Close call: Potter wins by 34 votes
It's hard being on pins and needles for a week, but that is exactly where Carbon County commissioner candidates Jae Potter and David Palacios have been since the election last Tuesday.
On that evening their vote totals were only separated by five votes with Palacios getting the edge, but on Tuesday of this week, after the county clerk's staff counted the provisional and absentee ballots that had come in since the election, the vote changed and Potter won by 34 votes, 2,665 to 2,631.
The long wait was also one for Republicans in the county, which haven't held a seat on the county commission for decades. Some say it has been over 40 years while others say that it hasn't happened since the late 1930s. Regardless, with Tuesday's count a new commissioner will take his seat in January.
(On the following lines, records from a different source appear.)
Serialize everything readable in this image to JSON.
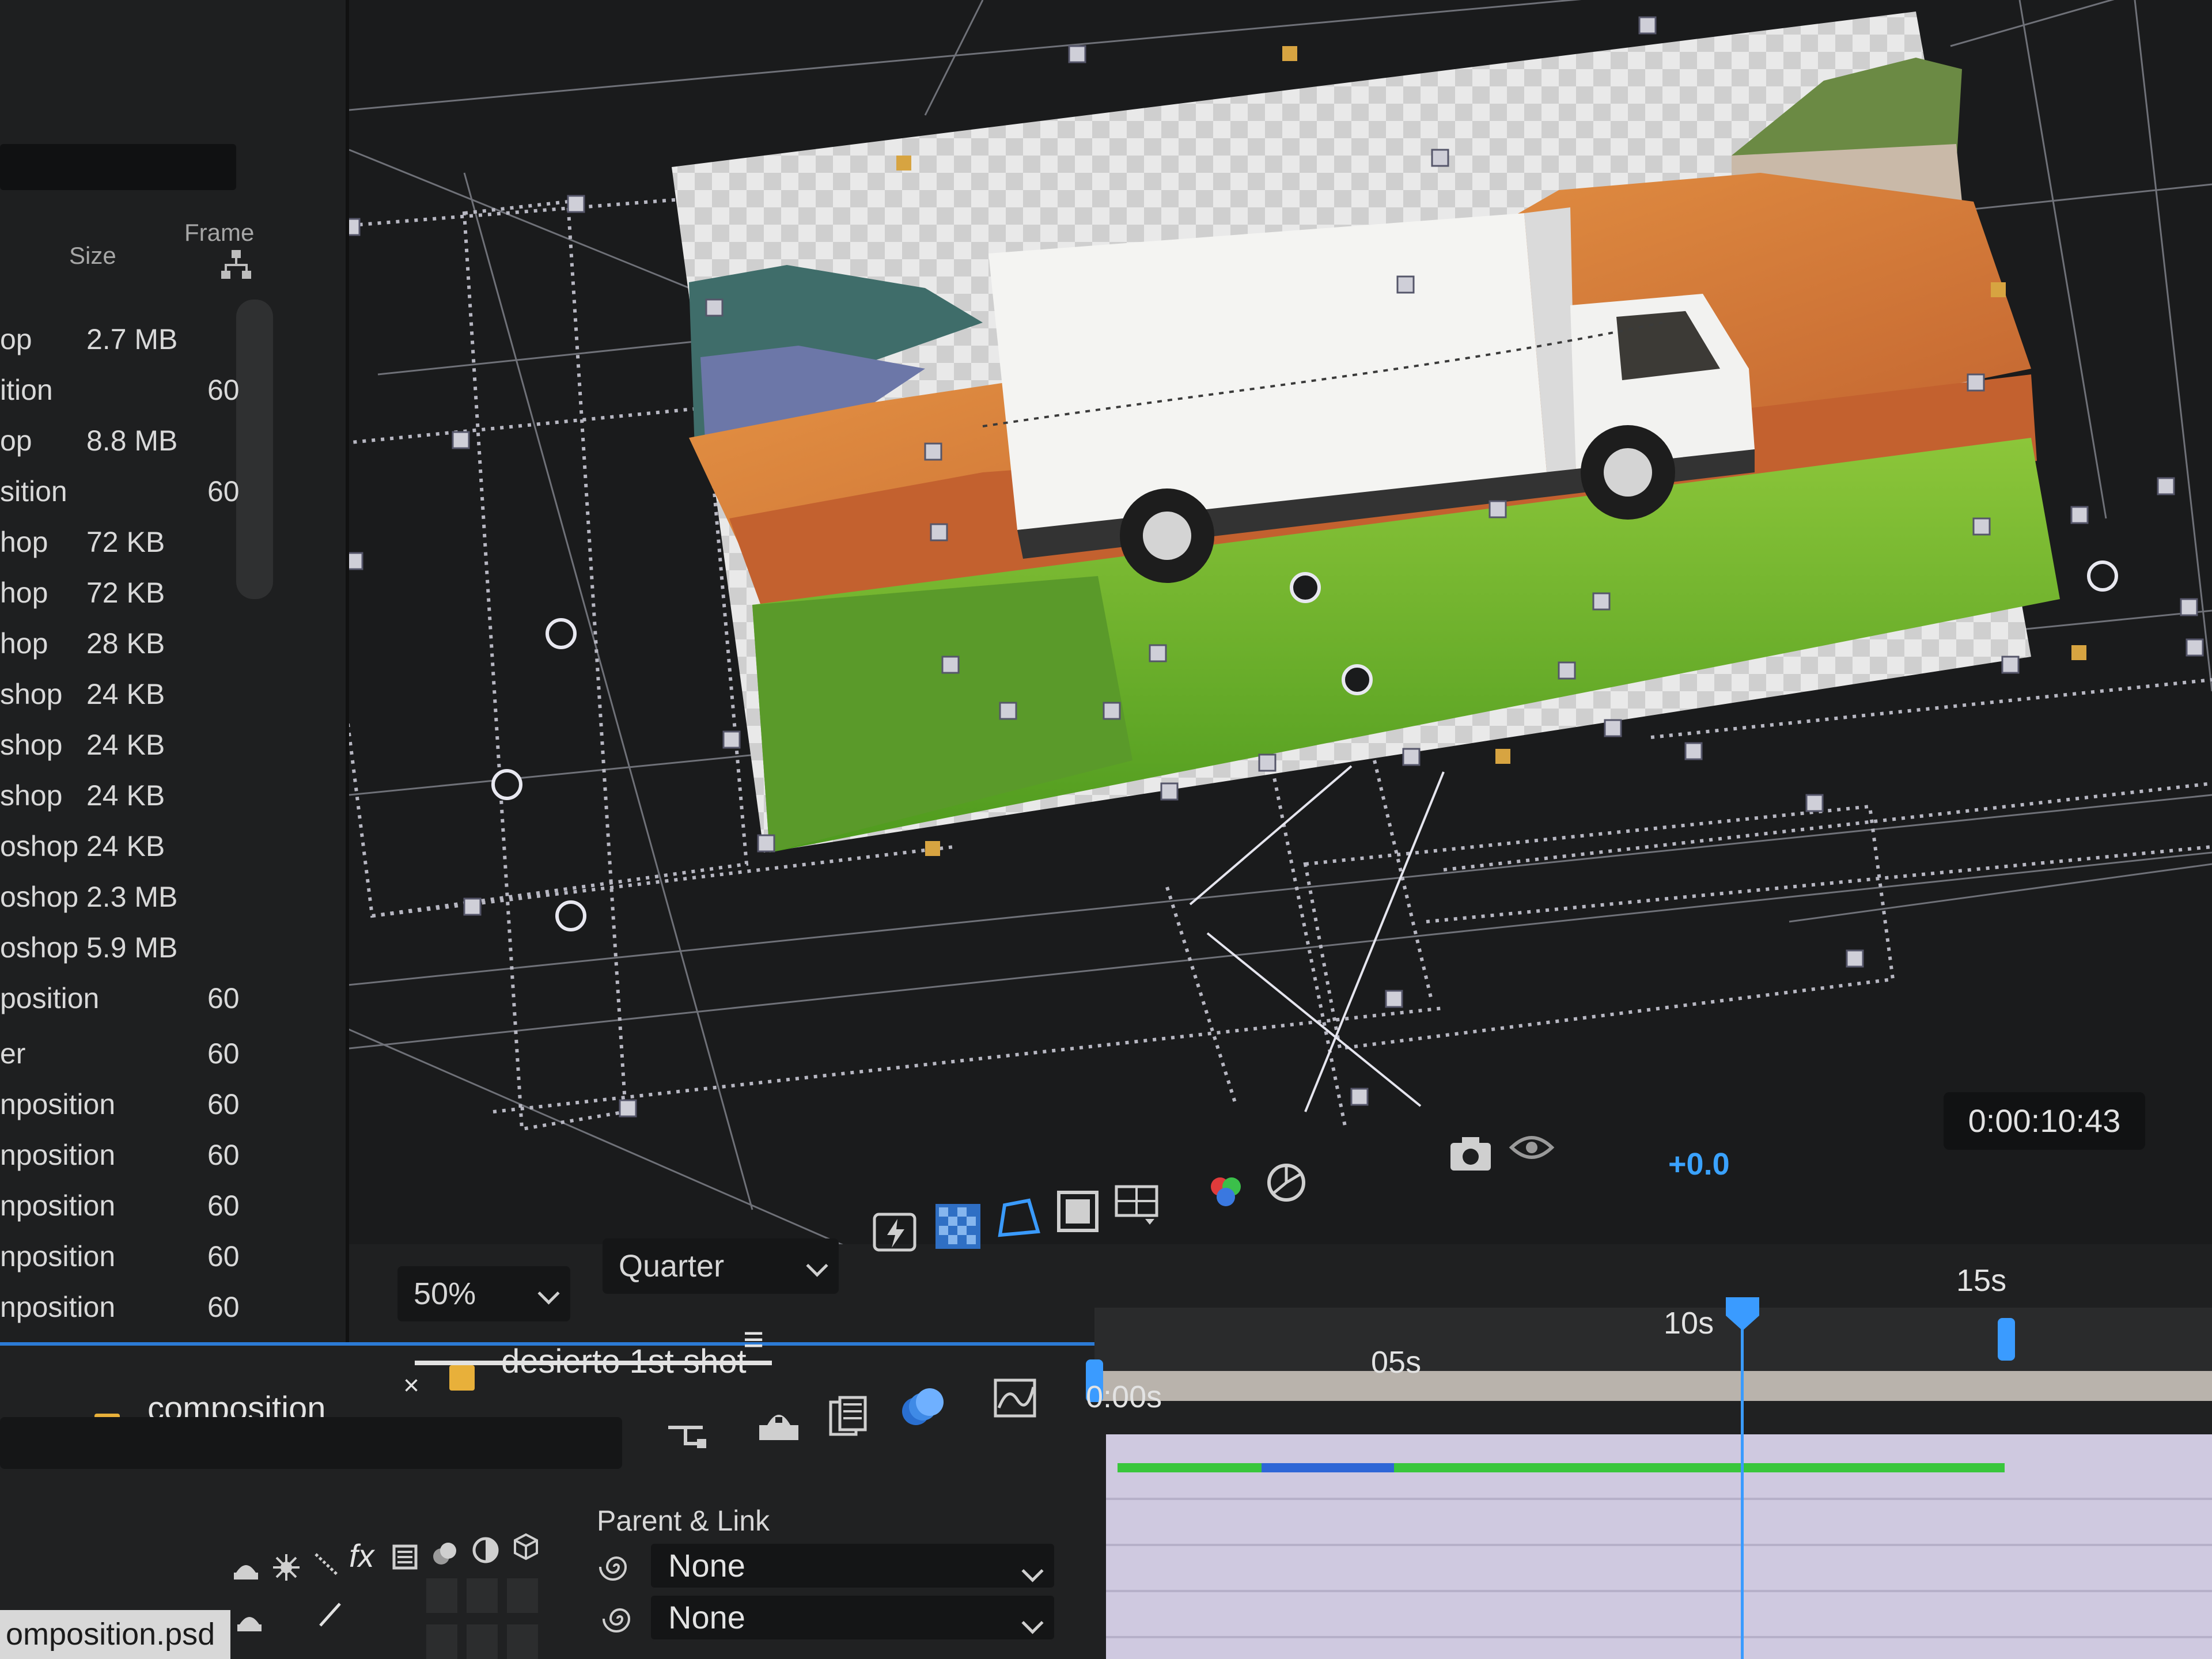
{
  "project": {
    "columns": {
      "size": "Size",
      "frame": "Frame"
    },
    "rows": [
      {
        "type": "op",
        "size": "2.7 MB",
        "frame": ""
      },
      {
        "type": "ition",
        "size": "",
        "frame": "60"
      },
      {
        "type": "op",
        "size": "8.8 MB",
        "frame": ""
      },
      {
        "type": "sition",
        "size": "",
        "frame": "60"
      },
      {
        "type": "hop",
        "size": "72 KB",
        "frame": ""
      },
      {
        "type": "hop",
        "size": "72 KB",
        "frame": ""
      },
      {
        "type": "hop",
        "size": "28 KB",
        "frame": ""
      },
      {
        "type": "shop",
        "size": "24 KB",
        "frame": ""
      },
      {
        "type": "shop",
        "size": "24 KB",
        "frame": ""
      },
      {
        "type": "shop",
        "size": "24 KB",
        "frame": ""
      },
      {
        "type": "oshop",
        "size": "24 KB",
        "frame": ""
      },
      {
        "type": "oshop",
        "size": "2.3 MB",
        "frame": ""
      },
      {
        "type": "oshop",
        "size": "5.9 MB",
        "frame": ""
      },
      {
        "type": "position",
        "size": "",
        "frame": "60"
      },
      {
        "type": "er",
        "size": "",
        "frame": "60"
      },
      {
        "type": "nposition",
        "size": "",
        "frame": "60"
      },
      {
        "type": "nposition",
        "size": "",
        "frame": "60"
      },
      {
        "type": "nposition",
        "size": "",
        "frame": "60"
      },
      {
        "type": "nposition",
        "size": "",
        "frame": "60"
      },
      {
        "type": "nposition",
        "size": "",
        "frame": "60"
      }
    ]
  },
  "viewer": {
    "zoom": "50%",
    "resolution": "Quarter",
    "exposure": "+0.0",
    "timecode": "0:00:10:43"
  },
  "timeline": {
    "tabs": [
      {
        "label": "composition",
        "swatch": "#e8b03a"
      },
      {
        "label": "desierto 1st shot",
        "swatch": "#e8b03a"
      }
    ],
    "close_glyph": "×",
    "menu_glyph": "≡",
    "ruler": {
      "start": "0:00s",
      "mark_5": "05s",
      "mark_10": "10s",
      "mark_15": "15s"
    },
    "current_time_s": 10.43,
    "parent_header": "Parent & Link",
    "parent_values": [
      "None",
      "None"
    ],
    "layer_name": "omposition.psd",
    "fx_label": "fx"
  },
  "colors": {
    "accent": "#2c7bd6",
    "playhead": "#3a9bff",
    "label_yellow": "#e8b03a",
    "green_bar": "#39c63c"
  },
  "icons": {
    "project": [
      "flowchart-icon"
    ],
    "toolbar": [
      "fast-previews-icon",
      "transparency-grid-icon",
      "mask-path-icon",
      "region-of-interest-icon",
      "guides-icon",
      "color-channels-icon",
      "exposure-icon",
      "camera-snapshot-icon",
      "show-snapshot-icon"
    ],
    "timeline": [
      "comp-flowchart-icon",
      "shy-icon",
      "frame-blending-icon",
      "motion-blur-icon",
      "graph-editor-icon",
      "pickwhip-icon"
    ]
  }
}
The clerk's office reported right after the election that there were a number of provisional ballots still left to be counted as well as 18 absentee ballots still out. However, only a few (4) of the absentee ballots were returned on time with the proper postmark (the day before the election) and the provisional ballots became the turning point.
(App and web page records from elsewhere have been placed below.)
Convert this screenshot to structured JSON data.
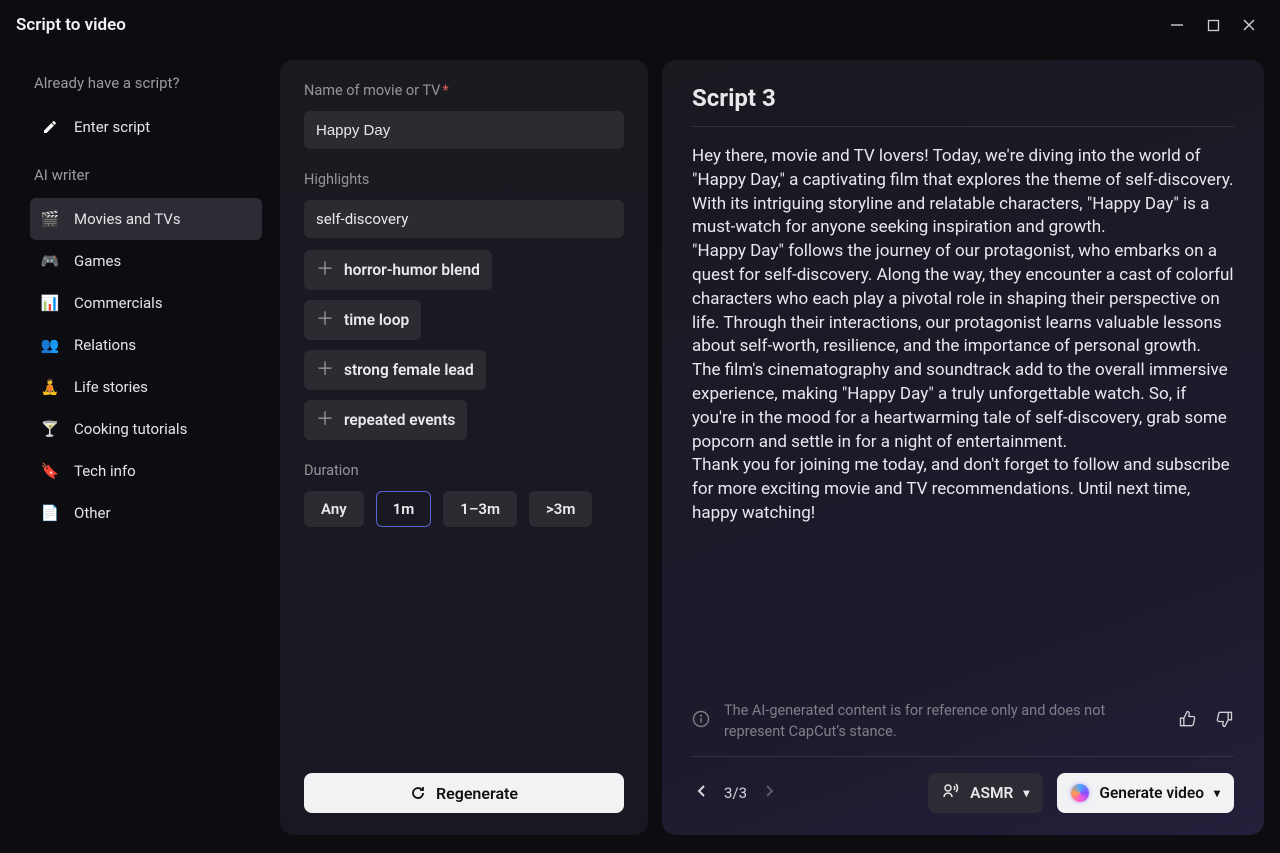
{
  "window": {
    "title": "Script to video"
  },
  "sidebar": {
    "prompt_label": "Already have a script?",
    "enter_script": "Enter script",
    "ai_writer_label": "AI writer",
    "items": [
      {
        "label": "Movies and TVs",
        "icon": "🎬",
        "active": true
      },
      {
        "label": "Games",
        "icon": "🎮",
        "active": false
      },
      {
        "label": "Commercials",
        "icon": "📊",
        "active": false
      },
      {
        "label": "Relations",
        "icon": "👥",
        "active": false
      },
      {
        "label": "Life stories",
        "icon": "🧘",
        "active": false
      },
      {
        "label": "Cooking tutorials",
        "icon": "🍸",
        "active": false
      },
      {
        "label": "Tech info",
        "icon": "🔖",
        "active": false
      },
      {
        "label": "Other",
        "icon": "📄",
        "active": false
      }
    ]
  },
  "form": {
    "name_label": "Name of movie or TV",
    "name_value": "Happy Day",
    "highlights_label": "Highlights",
    "highlights_value": "self-discovery",
    "suggestions": [
      "horror-humor blend",
      "time loop",
      "strong female lead",
      "repeated events"
    ],
    "duration_label": "Duration",
    "durations": [
      "Any",
      "1m",
      "1–3m",
      ">3m"
    ],
    "duration_selected": "1m",
    "regenerate_label": "Regenerate"
  },
  "script": {
    "title": "Script 3",
    "paragraphs": [
      "Hey there, movie and TV lovers! Today, we're diving into the world of \"Happy Day,\" a captivating film that explores the theme of self-discovery. With its intriguing storyline and relatable characters, \"Happy Day\" is a must-watch for anyone seeking inspiration and growth.",
      "\"Happy Day\" follows the journey of our protagonist, who embarks on a quest for self-discovery. Along the way, they encounter a cast of colorful characters who each play a pivotal role in shaping their perspective on life. Through their interactions, our protagonist learns valuable lessons about self-worth, resilience, and the importance of personal growth.",
      "The film's cinematography and soundtrack add to the overall immersive experience, making \"Happy Day\" a truly unforgettable watch. So, if you're in the mood for a heartwarming tale of self-discovery, grab some popcorn and settle in for a night of entertainment.",
      "Thank you for joining me today, and don't forget to follow and subscribe for more exciting movie and TV recommendations. Until next time, happy watching!"
    ],
    "disclaimer": "The AI-generated content is for reference only and does not represent CapCut’s stance.",
    "pager": {
      "current": 3,
      "total": 3,
      "display": "3/3"
    },
    "asmr_label": "ASMR",
    "generate_label": "Generate video"
  }
}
"People often don't realize what provisional ballots are," said Alexis Horsley, the deputy county clerk. "Doing those the last few years have eliminated a lot of problems at the polling places."
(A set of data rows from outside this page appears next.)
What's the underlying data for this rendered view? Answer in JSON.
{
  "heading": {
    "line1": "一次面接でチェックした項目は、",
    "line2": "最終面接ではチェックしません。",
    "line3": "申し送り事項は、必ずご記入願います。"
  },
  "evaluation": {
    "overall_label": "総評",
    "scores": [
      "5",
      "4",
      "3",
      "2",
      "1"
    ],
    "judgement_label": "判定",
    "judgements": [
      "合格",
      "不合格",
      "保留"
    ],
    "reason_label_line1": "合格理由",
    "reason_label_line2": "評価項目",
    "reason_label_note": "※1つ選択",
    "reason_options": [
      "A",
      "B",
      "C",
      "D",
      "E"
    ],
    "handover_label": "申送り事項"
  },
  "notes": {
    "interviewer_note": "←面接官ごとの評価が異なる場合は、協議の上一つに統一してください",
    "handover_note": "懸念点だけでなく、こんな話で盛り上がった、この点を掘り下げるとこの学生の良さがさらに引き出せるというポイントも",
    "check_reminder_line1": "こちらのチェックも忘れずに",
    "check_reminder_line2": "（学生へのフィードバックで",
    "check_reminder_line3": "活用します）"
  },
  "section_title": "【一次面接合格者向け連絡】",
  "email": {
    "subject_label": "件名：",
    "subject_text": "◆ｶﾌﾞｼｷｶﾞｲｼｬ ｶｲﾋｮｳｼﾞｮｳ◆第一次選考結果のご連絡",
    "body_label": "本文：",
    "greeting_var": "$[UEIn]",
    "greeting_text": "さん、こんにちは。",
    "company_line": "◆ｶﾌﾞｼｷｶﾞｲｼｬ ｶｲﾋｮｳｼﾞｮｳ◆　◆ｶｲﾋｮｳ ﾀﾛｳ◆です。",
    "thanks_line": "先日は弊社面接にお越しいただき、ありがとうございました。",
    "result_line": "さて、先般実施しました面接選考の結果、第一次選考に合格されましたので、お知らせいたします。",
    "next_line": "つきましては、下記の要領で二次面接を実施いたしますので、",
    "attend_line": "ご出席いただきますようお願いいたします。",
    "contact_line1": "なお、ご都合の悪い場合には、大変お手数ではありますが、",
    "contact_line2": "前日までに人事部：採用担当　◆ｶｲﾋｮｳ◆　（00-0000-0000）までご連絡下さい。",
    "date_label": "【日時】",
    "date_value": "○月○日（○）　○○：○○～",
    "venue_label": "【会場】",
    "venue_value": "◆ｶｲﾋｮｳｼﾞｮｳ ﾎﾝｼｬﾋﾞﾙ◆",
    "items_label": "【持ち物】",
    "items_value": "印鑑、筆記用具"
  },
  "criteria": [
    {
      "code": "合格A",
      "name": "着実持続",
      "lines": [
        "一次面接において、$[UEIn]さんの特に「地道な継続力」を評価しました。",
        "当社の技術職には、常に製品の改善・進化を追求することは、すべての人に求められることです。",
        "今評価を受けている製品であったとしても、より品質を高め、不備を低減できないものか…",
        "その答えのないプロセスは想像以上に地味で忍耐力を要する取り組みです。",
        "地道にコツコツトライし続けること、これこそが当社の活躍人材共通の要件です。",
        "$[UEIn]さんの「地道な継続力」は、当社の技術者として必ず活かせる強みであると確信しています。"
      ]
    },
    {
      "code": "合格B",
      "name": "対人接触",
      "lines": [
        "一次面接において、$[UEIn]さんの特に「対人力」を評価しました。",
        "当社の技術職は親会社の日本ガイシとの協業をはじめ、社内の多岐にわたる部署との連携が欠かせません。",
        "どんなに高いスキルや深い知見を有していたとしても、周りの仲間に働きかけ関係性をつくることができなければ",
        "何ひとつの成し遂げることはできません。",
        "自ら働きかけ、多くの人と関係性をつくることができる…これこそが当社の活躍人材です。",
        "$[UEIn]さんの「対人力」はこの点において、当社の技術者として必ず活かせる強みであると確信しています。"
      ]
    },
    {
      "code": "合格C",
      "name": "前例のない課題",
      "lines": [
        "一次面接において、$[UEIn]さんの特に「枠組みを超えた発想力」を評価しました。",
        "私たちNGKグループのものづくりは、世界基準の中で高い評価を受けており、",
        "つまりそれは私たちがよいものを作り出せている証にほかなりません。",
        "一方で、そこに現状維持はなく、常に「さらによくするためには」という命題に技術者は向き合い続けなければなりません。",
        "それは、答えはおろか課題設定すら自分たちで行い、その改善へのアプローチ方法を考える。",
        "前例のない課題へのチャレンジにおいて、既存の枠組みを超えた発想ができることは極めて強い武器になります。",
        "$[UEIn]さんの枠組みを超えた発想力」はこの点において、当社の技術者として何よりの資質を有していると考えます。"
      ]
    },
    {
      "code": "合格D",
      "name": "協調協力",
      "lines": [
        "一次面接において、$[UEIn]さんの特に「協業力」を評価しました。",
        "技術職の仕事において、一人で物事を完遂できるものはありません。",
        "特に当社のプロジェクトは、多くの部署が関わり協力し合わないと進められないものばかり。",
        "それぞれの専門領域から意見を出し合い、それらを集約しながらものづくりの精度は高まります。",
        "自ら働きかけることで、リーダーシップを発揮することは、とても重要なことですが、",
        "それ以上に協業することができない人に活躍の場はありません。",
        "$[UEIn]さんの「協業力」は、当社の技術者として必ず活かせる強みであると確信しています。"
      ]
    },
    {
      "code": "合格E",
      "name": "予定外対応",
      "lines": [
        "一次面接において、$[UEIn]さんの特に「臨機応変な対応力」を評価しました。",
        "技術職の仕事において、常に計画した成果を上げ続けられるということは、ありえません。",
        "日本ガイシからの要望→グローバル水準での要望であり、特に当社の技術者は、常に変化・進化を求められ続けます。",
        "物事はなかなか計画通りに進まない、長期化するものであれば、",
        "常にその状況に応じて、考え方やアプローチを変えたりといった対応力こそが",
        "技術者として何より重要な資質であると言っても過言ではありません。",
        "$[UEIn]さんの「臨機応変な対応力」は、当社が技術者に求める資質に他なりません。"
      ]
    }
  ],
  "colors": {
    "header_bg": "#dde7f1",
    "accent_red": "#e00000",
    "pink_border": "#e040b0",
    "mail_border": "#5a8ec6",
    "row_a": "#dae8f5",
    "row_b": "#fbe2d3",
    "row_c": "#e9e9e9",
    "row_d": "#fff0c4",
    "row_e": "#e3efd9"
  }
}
Horsley and County Clerk/Auditor explained that the provisional ballots are used when someone comes to a polling place without proper identification, when they are not registered at all or have had a name change. Last week there were 155 provisional ballots cast and on Tuesday 129 of those were counted.
"We cleared most of them by getting IDs from people afterward and checking with the drivers license bureau for registrations (people can register to vote at the DMV)," said Horsley. "This lets people vote and works as a catch all and it leaves the eligibility determination until later when we can certify it."
Tuesday was the first day the clerk's office could do the canvas which certifies the vote. The county has seven to 14 days in which to do that and report to the the lieutenant governor's office.
The office also was selected to do an audit of one of the voting machines in the state. Each election the lieutenant governor's office picks about one percent of the machines which the county office must audit. That consists of taking the printed paper ballots that are sealed in a machines cannister and counting them by reading them two people who mark the votes that were on that machine on a register. Those registers much match and then the processes results are reported to the state office.
Despite vote total changes across the board because of the count, not other elections were affected because none of the others were close like the commission race.